■ WORK INSTRUCTIONS
Lift out each line of the data that holds "from".

■ RECORDS FOR THIS TASK
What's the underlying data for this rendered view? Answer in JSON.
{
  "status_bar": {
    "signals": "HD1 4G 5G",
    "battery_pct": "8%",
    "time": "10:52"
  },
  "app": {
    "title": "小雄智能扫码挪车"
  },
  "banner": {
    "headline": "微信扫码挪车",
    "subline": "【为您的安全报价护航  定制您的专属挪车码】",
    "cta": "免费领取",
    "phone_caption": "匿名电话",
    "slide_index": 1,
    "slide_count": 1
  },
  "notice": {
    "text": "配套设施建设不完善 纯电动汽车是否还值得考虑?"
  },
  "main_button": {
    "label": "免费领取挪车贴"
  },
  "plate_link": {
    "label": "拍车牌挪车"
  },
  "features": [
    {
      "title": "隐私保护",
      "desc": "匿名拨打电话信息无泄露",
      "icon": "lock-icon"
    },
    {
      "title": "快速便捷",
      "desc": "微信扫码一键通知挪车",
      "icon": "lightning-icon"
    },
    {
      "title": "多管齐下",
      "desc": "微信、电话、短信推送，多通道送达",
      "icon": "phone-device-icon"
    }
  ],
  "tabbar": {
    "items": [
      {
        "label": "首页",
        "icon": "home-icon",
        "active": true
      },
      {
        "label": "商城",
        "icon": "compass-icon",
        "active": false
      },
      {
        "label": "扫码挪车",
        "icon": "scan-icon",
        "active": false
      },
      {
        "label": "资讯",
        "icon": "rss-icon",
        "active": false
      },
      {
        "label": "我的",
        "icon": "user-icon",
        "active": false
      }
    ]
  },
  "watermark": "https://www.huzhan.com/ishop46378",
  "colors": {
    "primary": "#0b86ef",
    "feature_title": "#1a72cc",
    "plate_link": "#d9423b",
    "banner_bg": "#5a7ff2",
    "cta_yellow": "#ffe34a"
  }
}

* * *

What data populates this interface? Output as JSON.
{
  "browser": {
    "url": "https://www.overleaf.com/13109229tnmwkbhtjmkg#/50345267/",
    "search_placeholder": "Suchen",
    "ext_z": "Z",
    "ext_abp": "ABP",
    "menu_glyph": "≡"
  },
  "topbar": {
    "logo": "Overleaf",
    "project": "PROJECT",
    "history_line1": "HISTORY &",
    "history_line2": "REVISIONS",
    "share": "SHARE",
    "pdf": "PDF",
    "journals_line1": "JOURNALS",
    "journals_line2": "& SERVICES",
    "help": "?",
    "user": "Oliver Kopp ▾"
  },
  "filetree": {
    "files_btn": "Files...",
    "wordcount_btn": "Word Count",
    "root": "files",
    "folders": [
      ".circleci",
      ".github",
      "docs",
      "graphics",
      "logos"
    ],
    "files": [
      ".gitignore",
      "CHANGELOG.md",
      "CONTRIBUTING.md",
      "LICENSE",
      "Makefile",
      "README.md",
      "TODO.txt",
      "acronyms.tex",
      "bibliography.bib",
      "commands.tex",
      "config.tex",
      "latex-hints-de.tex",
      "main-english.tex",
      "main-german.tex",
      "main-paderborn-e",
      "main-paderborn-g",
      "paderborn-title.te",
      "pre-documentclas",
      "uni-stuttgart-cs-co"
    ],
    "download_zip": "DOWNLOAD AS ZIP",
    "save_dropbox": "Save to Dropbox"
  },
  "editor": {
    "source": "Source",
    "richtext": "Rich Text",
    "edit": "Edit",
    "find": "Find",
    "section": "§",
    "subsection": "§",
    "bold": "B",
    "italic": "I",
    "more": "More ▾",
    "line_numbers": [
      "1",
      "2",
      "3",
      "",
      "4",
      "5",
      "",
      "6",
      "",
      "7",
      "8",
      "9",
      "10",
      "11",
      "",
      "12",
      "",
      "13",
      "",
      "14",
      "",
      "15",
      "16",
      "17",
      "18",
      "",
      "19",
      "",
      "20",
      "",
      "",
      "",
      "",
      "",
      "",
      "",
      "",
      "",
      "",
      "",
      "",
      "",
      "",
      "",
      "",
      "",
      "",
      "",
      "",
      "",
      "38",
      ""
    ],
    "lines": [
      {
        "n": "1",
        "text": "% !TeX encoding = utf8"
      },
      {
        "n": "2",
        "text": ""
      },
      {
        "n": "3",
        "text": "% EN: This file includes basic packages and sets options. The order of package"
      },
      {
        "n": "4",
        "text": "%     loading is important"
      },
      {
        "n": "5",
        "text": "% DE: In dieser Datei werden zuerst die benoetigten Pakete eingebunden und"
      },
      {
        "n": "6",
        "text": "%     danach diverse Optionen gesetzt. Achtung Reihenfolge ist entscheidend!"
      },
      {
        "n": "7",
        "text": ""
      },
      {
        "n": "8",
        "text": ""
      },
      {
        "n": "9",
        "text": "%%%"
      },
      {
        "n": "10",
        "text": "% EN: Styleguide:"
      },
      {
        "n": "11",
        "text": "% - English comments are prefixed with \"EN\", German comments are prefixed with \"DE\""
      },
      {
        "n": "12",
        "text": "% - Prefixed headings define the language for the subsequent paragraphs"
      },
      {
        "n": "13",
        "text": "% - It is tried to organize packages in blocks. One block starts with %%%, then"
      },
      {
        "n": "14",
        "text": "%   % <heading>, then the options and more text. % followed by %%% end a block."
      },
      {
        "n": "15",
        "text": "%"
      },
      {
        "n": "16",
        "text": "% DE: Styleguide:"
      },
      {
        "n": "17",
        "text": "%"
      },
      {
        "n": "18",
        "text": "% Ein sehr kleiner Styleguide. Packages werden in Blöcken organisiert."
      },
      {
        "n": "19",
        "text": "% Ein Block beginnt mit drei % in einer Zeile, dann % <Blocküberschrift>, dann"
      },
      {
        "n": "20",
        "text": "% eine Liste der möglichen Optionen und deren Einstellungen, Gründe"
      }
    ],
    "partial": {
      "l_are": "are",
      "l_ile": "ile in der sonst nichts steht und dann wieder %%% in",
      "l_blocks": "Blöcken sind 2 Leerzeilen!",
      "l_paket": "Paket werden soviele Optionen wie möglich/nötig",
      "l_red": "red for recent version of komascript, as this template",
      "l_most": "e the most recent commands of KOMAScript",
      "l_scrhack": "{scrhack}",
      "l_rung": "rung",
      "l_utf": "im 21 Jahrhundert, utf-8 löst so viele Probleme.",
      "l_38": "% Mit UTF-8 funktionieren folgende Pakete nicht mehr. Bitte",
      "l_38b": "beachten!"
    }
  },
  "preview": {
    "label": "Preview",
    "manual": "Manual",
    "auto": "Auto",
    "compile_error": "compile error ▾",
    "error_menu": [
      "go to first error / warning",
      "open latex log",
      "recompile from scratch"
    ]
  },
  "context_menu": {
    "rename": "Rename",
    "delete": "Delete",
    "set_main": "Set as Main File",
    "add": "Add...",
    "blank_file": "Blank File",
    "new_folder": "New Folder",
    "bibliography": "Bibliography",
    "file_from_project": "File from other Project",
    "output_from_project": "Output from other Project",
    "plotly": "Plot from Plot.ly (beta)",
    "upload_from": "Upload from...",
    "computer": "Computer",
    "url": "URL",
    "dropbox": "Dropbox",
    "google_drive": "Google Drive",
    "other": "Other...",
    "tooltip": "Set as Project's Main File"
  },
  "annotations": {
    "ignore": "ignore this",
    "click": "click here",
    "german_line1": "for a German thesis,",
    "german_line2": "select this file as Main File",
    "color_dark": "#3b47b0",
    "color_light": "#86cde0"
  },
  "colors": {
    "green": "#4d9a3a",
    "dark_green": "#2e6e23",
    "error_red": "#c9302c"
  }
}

■ EXERCISE SOLUTION
      "recompile from scratch"
    "file_from_project": "File from other Project",
    "output_from_project": "Output from other Project",
    "plotly": "Plot from Plot.ly (beta)",
    "upload_from": "Upload from...",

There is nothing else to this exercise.